▶ [Instructions for the task]
Among the entries, which lines carry the string "Required"? Copy every one.

Source data:
================

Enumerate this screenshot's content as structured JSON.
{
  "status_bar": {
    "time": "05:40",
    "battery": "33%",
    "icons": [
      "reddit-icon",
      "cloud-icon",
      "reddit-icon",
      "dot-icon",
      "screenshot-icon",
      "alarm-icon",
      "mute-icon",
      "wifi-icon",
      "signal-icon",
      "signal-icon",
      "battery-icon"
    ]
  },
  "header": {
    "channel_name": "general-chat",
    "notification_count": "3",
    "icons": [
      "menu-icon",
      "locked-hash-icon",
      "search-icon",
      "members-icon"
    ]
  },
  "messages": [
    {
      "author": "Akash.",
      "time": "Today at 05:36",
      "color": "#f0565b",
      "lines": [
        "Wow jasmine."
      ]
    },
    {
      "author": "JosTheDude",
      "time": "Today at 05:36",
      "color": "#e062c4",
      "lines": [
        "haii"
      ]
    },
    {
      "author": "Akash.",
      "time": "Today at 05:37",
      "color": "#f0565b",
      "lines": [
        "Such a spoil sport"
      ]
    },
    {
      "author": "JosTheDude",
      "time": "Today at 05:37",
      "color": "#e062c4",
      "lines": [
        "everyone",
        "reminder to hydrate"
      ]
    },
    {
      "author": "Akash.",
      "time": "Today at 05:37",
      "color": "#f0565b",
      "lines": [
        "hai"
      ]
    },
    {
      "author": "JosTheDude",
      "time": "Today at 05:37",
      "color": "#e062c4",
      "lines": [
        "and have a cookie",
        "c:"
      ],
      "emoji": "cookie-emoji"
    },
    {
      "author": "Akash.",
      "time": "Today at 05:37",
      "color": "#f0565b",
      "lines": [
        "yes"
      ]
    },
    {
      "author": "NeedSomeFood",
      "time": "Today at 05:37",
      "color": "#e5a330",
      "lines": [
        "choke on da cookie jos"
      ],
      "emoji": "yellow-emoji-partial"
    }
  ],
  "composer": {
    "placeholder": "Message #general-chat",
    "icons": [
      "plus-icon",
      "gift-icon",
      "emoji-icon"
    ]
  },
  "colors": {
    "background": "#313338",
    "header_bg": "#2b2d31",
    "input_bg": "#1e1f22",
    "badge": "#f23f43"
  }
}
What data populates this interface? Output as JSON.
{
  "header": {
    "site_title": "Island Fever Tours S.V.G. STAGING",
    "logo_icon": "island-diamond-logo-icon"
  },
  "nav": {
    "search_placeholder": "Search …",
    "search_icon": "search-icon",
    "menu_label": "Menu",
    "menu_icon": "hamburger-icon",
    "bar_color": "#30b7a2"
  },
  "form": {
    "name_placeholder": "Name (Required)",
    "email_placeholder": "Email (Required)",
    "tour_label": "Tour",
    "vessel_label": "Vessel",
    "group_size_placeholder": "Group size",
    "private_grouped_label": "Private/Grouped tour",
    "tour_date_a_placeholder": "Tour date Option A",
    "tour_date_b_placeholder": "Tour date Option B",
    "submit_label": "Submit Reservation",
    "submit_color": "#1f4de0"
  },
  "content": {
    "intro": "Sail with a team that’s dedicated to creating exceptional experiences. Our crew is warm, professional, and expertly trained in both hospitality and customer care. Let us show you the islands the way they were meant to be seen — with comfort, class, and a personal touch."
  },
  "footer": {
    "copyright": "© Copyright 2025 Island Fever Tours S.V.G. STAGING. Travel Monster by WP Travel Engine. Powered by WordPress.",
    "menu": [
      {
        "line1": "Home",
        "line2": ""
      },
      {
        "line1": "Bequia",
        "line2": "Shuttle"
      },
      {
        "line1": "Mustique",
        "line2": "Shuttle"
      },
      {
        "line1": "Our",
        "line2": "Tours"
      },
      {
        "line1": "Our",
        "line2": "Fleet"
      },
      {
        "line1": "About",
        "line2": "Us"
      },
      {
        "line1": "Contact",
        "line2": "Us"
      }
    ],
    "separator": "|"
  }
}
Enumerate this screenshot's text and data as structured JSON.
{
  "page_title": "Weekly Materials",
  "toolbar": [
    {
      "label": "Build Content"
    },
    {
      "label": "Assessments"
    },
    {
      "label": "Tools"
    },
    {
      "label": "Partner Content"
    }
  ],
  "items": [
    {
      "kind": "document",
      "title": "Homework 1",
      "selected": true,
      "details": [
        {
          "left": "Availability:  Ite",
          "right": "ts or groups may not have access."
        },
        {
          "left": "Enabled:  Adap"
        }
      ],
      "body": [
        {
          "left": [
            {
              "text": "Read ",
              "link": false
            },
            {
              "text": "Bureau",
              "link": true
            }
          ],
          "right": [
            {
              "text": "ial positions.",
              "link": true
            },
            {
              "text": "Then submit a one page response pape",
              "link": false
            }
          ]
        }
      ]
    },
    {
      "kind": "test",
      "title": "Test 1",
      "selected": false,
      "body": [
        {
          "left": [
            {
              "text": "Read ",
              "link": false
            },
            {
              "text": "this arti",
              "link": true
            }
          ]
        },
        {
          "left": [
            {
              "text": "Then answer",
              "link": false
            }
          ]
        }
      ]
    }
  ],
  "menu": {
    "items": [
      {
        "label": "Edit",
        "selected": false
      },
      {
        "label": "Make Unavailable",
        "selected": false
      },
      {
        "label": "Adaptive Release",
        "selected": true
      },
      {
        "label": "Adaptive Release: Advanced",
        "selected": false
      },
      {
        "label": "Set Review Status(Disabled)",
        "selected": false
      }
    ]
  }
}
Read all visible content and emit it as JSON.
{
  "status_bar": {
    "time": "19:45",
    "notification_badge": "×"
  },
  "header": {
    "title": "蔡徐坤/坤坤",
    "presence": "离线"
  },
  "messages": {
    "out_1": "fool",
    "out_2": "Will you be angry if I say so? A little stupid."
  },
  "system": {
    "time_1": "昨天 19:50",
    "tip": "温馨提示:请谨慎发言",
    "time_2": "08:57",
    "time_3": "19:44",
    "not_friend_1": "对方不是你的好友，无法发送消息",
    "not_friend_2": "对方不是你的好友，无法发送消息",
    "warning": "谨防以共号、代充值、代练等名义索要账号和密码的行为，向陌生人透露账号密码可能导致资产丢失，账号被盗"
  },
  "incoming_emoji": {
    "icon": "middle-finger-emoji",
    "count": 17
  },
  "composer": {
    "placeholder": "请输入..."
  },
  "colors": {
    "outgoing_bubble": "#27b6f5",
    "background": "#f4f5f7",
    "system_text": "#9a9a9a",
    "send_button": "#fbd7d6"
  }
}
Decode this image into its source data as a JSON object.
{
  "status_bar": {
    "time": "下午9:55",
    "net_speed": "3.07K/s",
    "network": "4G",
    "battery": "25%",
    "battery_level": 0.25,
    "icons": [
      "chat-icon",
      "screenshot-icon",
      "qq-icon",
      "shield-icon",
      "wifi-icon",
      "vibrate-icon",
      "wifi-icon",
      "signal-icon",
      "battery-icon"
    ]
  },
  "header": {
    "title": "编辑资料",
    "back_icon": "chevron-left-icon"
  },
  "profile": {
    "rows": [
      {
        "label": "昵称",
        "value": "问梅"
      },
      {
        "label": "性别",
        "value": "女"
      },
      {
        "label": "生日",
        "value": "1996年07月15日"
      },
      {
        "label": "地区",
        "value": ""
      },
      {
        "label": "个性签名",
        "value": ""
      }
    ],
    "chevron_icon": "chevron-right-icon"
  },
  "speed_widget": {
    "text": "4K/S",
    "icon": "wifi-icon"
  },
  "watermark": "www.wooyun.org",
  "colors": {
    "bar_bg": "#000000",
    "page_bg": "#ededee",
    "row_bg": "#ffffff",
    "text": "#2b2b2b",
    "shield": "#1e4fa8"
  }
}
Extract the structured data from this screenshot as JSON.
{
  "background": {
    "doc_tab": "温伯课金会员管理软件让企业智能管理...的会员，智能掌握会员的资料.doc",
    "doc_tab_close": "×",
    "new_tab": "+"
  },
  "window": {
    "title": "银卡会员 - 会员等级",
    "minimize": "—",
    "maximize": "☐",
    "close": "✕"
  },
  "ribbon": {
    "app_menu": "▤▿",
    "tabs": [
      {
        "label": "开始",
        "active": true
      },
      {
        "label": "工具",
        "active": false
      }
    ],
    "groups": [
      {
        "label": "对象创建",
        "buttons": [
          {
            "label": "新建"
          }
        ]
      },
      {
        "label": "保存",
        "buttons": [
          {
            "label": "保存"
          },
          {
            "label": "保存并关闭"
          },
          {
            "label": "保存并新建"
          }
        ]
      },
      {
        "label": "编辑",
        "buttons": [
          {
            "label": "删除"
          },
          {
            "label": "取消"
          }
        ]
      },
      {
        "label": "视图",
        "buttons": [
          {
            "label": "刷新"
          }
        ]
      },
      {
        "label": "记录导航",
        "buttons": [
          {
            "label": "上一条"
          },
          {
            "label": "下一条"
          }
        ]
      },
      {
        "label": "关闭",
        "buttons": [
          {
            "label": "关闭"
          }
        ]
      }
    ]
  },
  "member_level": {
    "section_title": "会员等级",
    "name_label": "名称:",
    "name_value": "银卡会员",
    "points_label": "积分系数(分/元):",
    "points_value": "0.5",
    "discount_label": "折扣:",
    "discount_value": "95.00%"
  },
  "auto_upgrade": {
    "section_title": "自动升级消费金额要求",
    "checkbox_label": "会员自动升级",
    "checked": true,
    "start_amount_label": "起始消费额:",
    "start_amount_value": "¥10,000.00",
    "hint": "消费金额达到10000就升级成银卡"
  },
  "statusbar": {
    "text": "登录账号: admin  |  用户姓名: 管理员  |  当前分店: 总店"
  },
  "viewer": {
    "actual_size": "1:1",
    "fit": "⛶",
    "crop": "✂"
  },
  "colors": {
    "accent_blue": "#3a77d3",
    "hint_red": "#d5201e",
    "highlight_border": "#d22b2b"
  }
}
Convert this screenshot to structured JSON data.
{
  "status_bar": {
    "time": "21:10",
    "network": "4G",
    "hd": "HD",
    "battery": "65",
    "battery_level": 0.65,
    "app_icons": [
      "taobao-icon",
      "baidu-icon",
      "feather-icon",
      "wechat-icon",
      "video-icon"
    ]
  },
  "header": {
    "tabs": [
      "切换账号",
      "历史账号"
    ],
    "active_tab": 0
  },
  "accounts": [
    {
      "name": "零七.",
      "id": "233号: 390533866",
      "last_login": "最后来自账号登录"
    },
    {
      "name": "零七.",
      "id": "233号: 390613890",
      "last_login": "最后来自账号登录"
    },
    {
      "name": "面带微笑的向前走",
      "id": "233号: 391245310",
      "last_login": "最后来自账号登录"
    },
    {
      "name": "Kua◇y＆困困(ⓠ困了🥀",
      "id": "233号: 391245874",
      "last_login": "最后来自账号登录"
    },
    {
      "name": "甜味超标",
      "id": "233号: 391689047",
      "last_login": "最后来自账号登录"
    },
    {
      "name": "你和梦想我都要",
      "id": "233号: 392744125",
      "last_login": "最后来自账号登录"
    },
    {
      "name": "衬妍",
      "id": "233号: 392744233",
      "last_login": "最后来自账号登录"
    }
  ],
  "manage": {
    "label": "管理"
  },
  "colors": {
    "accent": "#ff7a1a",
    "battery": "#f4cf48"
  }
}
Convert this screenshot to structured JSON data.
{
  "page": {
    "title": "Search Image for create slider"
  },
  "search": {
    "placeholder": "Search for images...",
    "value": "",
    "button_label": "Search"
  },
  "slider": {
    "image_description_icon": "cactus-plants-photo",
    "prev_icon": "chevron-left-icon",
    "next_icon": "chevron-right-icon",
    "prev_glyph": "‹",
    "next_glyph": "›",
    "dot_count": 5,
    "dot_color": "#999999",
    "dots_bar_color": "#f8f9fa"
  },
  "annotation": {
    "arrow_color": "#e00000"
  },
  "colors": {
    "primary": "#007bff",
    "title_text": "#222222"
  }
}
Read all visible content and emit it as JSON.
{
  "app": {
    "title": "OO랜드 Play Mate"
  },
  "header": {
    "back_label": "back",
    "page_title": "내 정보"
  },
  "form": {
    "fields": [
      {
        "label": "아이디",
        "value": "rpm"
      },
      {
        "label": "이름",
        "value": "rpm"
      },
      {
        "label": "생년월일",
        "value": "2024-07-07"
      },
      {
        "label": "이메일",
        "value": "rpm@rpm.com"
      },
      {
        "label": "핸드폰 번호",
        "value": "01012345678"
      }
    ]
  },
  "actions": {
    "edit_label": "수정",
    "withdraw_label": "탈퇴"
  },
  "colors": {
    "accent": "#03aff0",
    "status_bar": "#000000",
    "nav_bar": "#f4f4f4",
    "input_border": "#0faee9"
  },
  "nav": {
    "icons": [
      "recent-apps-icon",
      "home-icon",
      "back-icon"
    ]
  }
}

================

▶ [Written answer]
    "name_placeholder": "Name (Required)",
    "email_placeholder": "Email (Required)",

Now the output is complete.